The EU is planning to use the refugee holding camps in Africa and Eastern Europe to select immigrant workers for employment. In autumn of 2004, Rocco Buttiglione, then a candidate for the EU post of minister for justice and home affairs, announced similar plans after discussions with the Italian industry association, Confindustria.
The residence visas for these selected migrants would be strictly bound to their employment permits. Their visas would terminate automatically at the conclusion of their fixed-term employment. This method of allocating jobs to refugees finds its historical precedent in the excesses of colonialism and the Nazi regime.
The refugee holding camps in Africa signify a revival of colonialism. It was not an accident that Otto Schily suggested, in an interview with the Frankfurter Allgemeinen newspaper, “that individual EU member states establish partner programs with African nations in order to overcome their economic and social crisis.” In another interview with the Süddeutsche Zeitung in August of 2004, Schily made clear what he meant by this: the reestablishment of “certain traditional links to Africa.”
The European Commission’s recent announcement of an increase in financial help to Africa through 2010 must be understood in this context. In total, around €20 billion in extra aid is to flow to Africa in the coming years. However, this aid is not intended to help fight poverty or strengthen the completely under-financed health and education systems. As the announcement of this package tersely explained: “In the context of the Partnership for Infrastructure, the EU will support programmes that facilitate interconnectivity at continental level to promote regional trade, integration, stability and development.”
Above all this means the construction of roads and rail networks as well as the development of electricity and water supplies. These measures are aimed at assuring that raw materials are produced more efficiently in Africa and that the continent serves as a market for the products of European businesses.
In addition, the EU, through the demand for a so-called “Governance Initiative,” plans to get directly involved in government decision-making.
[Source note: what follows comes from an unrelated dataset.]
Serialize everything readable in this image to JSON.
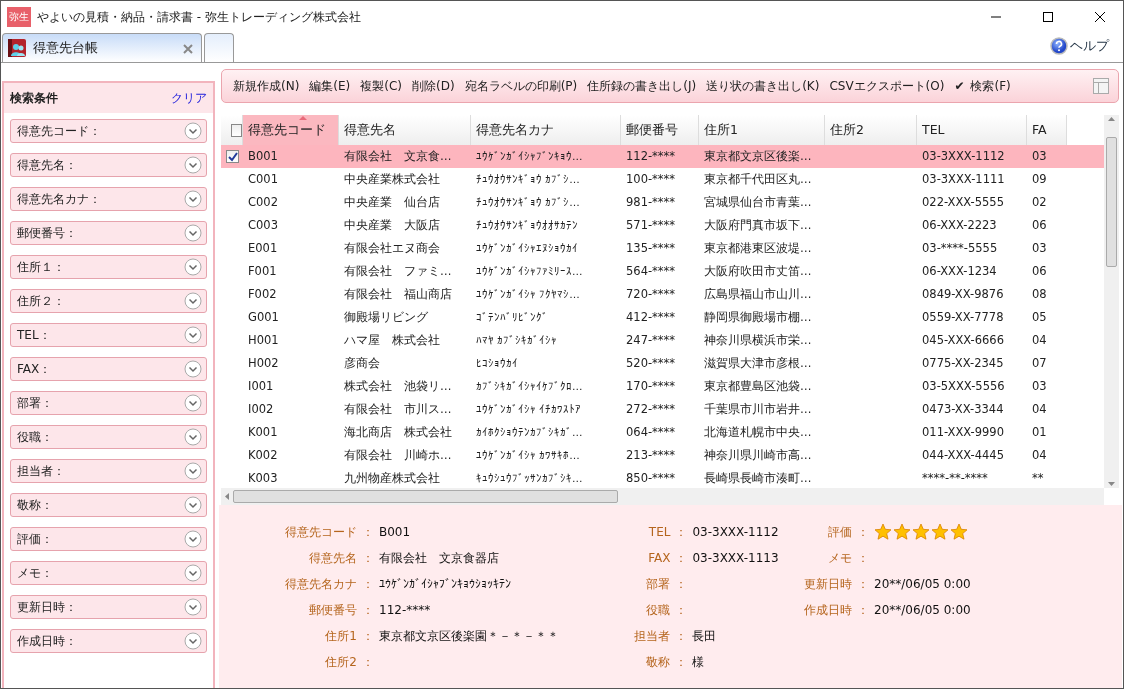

As the EU Commission President Manuel Barroso commented, the EU has its sights set on “the emergence of strong regional and continental organisations and African leaders who have committed themselves to good governance and regional integration.” It will be these layers who will secure leading positions in the economically backward states of Africa, by maintaining good relationships with the great powers and the transnational corporations.
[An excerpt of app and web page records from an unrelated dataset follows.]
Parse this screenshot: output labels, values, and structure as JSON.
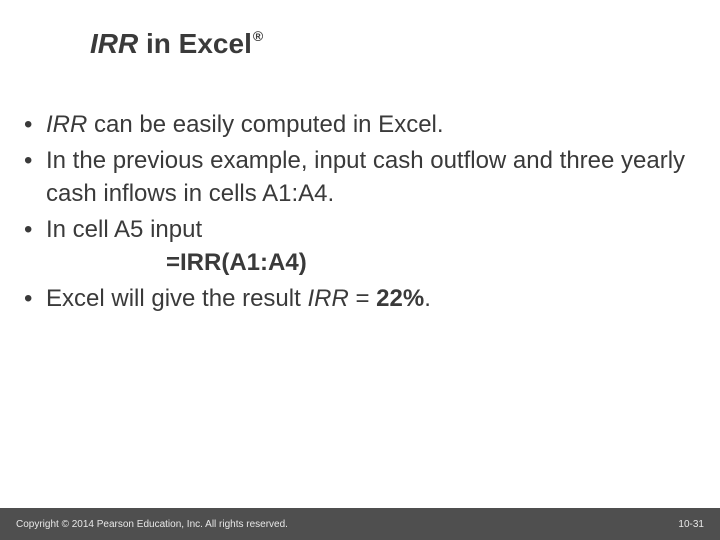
{
  "title": {
    "italic_part": "IRR",
    "rest": " in Excel",
    "reg": "®"
  },
  "bullets": {
    "b1_pre": "",
    "b1_italic": "IRR",
    "b1_post": " can be easily computed in Excel.",
    "b2": "In the previous example, input cash outflow and three yearly cash inflows in cells A1:A4.",
    "b3": "In cell A5 input",
    "b3_formula": "=IRR(A1:A4)",
    "b4_pre": "Excel will give the result ",
    "b4_italic": "IRR",
    "b4_mid": " = ",
    "b4_bold": "22%",
    "b4_post": "."
  },
  "footer": {
    "copyright": "Copyright © 2014 Pearson Education, Inc. All rights reserved.",
    "page": "10-31"
  }
}
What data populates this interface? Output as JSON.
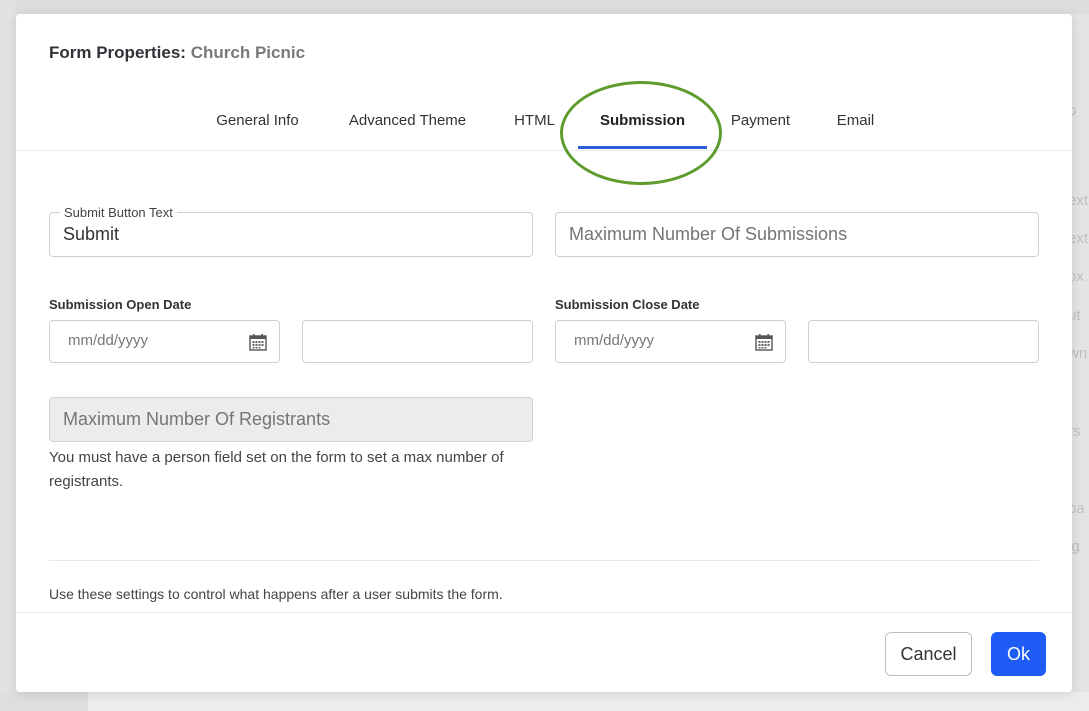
{
  "modal": {
    "title_prefix": "Form Properties:",
    "form_name": "Church Picnic"
  },
  "tabs": [
    {
      "label": "General Info",
      "active": false
    },
    {
      "label": "Advanced Theme",
      "active": false
    },
    {
      "label": "HTML",
      "active": false
    },
    {
      "label": "Submission",
      "active": true
    },
    {
      "label": "Payment",
      "active": false
    },
    {
      "label": "Email",
      "active": false
    }
  ],
  "submission": {
    "submit_button_text_label": "Submit Button Text",
    "submit_button_text_value": "Submit",
    "max_submissions_placeholder": "Maximum Number Of Submissions",
    "open_date_label": "Submission Open Date",
    "open_date_placeholder": "mm/dd/yyyy",
    "close_date_label": "Submission Close Date",
    "close_date_placeholder": "mm/dd/yyyy",
    "max_registrants_placeholder": "Maximum Number Of Registrants",
    "max_registrants_help": "You must have a person field set on the form to set a max number of registrants.",
    "after_submit_note": "Use these settings to control what happens after a user submits the form."
  },
  "footer": {
    "cancel_label": "Cancel",
    "ok_label": "Ok"
  },
  "colors": {
    "accent": "#1f5cf5",
    "tab_underline": "#2c5fd8",
    "highlight": "#5e9c2e"
  },
  "background_fragments": [
    "o",
    "ext",
    "ext",
    "ox",
    "ut",
    "wn",
    "rs",
    "oa",
    "ig"
  ]
}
The EU is not concerned about fighting poverty and dealing with needs of the population. The “Governance Initiative” aims above all to enforce the dictates of the International Monetary Fund and the World Bank against the working class and peasant masses. The African countries south of the Sahara alone have total foreign debts amounting to $230 billion. For every dollar received in development aid, these states have to pay back three in interest and repayments to the banks, institutions and governments of Western Europe and North America.
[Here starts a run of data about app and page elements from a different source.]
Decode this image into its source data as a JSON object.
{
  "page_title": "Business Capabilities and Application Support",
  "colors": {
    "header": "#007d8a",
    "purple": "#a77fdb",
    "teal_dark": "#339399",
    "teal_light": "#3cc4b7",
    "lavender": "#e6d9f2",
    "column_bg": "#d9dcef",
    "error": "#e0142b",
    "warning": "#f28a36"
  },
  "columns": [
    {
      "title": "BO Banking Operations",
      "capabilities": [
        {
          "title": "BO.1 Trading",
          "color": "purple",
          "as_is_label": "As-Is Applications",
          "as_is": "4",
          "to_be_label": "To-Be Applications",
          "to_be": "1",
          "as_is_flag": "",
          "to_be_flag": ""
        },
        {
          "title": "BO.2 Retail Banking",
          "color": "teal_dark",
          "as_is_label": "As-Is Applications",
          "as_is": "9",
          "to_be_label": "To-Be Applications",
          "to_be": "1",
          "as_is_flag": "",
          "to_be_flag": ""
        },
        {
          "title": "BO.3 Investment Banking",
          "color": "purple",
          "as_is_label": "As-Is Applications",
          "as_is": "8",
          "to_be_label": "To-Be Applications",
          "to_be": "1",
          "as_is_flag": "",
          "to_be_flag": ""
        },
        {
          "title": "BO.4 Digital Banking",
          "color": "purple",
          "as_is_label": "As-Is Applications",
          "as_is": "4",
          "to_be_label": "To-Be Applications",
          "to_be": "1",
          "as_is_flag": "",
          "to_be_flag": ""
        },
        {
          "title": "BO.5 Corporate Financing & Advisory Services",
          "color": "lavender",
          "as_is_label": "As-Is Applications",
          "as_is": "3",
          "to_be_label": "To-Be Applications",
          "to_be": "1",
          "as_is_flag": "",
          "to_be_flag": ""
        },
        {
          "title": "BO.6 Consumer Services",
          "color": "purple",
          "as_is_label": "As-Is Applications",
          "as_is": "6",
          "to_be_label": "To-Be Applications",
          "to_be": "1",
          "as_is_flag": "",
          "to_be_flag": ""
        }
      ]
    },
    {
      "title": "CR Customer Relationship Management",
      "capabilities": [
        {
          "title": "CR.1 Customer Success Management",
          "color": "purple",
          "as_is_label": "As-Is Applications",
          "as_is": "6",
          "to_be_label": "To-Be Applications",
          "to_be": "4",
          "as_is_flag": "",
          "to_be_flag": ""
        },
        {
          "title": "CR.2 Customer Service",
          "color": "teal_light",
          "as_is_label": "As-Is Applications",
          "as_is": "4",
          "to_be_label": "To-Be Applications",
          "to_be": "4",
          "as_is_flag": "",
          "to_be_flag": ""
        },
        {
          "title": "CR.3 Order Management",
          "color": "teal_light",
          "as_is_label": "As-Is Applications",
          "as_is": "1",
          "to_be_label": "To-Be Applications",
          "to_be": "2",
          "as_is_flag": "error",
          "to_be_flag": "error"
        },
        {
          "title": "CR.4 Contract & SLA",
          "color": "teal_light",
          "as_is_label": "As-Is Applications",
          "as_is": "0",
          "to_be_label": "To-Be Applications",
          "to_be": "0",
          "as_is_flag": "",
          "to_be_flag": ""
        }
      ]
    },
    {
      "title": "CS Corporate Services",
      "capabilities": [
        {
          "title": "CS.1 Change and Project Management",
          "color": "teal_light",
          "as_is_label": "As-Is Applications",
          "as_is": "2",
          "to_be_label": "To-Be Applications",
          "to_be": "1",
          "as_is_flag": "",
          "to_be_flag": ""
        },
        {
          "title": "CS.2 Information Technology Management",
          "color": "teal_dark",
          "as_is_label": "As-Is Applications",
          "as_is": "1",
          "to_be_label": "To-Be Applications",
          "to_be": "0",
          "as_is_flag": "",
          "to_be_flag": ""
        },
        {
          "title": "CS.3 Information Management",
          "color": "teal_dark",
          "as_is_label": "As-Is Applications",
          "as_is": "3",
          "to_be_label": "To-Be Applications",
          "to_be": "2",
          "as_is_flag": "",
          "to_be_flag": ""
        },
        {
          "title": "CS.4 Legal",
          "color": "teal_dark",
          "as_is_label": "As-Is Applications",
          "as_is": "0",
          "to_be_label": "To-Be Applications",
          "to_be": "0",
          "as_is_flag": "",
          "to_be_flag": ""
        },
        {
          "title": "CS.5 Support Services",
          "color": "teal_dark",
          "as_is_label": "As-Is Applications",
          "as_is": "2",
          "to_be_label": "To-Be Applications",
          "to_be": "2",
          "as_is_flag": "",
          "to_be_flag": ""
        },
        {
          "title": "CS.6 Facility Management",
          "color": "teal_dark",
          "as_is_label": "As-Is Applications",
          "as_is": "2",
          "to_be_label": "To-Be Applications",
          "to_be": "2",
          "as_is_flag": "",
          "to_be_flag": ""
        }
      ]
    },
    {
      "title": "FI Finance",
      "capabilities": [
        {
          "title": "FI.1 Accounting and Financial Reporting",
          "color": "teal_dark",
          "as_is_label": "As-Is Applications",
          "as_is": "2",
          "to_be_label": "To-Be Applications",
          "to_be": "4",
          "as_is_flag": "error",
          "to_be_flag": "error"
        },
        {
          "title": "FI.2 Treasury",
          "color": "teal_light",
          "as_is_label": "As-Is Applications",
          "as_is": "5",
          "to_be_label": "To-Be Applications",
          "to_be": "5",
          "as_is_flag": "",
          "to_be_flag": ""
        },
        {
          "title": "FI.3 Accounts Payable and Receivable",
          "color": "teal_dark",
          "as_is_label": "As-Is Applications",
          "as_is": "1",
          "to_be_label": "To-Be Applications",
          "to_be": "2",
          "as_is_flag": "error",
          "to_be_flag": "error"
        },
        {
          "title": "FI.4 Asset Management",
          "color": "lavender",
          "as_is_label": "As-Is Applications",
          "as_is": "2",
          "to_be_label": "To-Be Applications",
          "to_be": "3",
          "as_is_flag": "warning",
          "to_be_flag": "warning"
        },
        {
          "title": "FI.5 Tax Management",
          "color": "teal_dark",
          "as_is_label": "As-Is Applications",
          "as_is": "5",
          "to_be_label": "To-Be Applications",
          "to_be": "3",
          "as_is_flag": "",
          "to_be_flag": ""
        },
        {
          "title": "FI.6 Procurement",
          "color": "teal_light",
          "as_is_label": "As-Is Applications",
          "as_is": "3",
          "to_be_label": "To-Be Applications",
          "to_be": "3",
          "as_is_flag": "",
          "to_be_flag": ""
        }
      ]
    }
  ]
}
The increase in aid to Africa will therefore not alleviate the desperate circumstances that cause thousands to flee from their homes. Barroso announced the aid under the proviso that the European Union agree on its budget plans for the period to 2014. This, however, is by no means certain after the last EU summit talks collapsed on this very issue. Should the EU heads not come to an agreement on the budget, Barroso made it clear that this would mean an end to future and current aid to Africa.